Young men continue to be the most common victims and perpetrators of violent crimes, Reddock, vice principal of the University of the West Indies, St Augustine, said during her opening remarks at the panel discussion on Promotion of Gender Equity at the Government Campus Plaza, Richmond Street, Port of Spain. The problem stems from improper socialisation and false gender ideologies in socially-depressed communities, Reddock observed. She said TT is second only to Jamaica as the country with the highest number of youths convicted for violent crime, and believes these statistics may be due to a sense of masculinity young men try to emulate. She said among the contributing factors to their involvement in crime was the number of boys leaving school at an early age.
“Even though equal numbers of boys and girls begin school at the same time, boys gradually leave school with the increase of girls’ participation and success in education. Boys, in their withdrawal from formal education, take refuge in what is referred to as ‘outdoor physicality’ because they see their place as being outside, kicking a ball or getting involved in violence.”

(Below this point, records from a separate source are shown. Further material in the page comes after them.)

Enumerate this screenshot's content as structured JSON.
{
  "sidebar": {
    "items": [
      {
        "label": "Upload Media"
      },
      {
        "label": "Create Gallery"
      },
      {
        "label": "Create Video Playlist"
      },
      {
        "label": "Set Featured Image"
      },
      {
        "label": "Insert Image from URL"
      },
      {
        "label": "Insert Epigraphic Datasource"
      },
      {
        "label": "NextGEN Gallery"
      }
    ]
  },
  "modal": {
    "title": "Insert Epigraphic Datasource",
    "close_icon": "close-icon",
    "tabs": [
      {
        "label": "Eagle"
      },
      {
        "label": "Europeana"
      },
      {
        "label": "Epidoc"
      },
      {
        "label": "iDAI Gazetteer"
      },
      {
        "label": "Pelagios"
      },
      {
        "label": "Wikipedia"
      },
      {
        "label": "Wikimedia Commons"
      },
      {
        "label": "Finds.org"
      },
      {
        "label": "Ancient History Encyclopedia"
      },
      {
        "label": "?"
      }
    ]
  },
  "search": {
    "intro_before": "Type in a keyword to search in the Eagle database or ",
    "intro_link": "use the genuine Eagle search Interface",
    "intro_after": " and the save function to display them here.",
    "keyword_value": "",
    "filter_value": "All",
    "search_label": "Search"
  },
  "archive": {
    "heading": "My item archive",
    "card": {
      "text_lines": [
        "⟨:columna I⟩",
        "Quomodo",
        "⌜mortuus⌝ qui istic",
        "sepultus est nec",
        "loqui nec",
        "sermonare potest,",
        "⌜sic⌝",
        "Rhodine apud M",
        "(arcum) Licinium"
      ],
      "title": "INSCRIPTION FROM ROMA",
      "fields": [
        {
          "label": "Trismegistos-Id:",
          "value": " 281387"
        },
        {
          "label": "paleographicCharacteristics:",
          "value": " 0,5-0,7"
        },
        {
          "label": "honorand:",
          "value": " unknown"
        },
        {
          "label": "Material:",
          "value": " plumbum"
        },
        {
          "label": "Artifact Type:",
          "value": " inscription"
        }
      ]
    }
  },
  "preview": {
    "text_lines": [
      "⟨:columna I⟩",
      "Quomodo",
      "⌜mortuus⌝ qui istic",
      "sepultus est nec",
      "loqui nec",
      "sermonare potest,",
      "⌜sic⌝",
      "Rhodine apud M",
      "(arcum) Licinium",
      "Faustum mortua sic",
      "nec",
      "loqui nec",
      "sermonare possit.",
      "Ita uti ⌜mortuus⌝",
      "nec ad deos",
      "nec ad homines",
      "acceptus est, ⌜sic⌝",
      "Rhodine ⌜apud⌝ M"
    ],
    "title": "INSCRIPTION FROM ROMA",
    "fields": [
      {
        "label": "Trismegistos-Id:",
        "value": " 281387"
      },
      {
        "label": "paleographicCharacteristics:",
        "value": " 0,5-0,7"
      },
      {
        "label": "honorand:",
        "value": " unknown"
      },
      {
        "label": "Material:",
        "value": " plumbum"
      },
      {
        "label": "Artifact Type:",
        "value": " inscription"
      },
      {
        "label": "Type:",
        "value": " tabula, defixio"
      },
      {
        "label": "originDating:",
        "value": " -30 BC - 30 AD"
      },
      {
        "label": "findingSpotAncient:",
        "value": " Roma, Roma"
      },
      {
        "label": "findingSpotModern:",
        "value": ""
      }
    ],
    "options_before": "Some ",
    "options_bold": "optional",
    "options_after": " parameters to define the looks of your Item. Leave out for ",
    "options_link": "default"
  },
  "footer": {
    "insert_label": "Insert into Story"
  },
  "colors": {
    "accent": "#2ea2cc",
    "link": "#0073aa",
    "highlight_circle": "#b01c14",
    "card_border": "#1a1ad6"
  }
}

She said while children’s upbringing was the responsibility of parents, the State must also accept some responsibility in properly socialising young men away from a life of violence.
Minister of State in the Office of the Prime Minister Ayanna Webster-Roy said while there were major improvements in attitudes towards women taking on positions of authority in the workplace, there remained major obstacles which needed addressing. She called on mothers to do their part in properly socialising their sons to show respect to all women.
Citing her own responsibilities as a mother and a leader, she said women ought to play a larger role in their sons’ upbringing while empowering their husbands.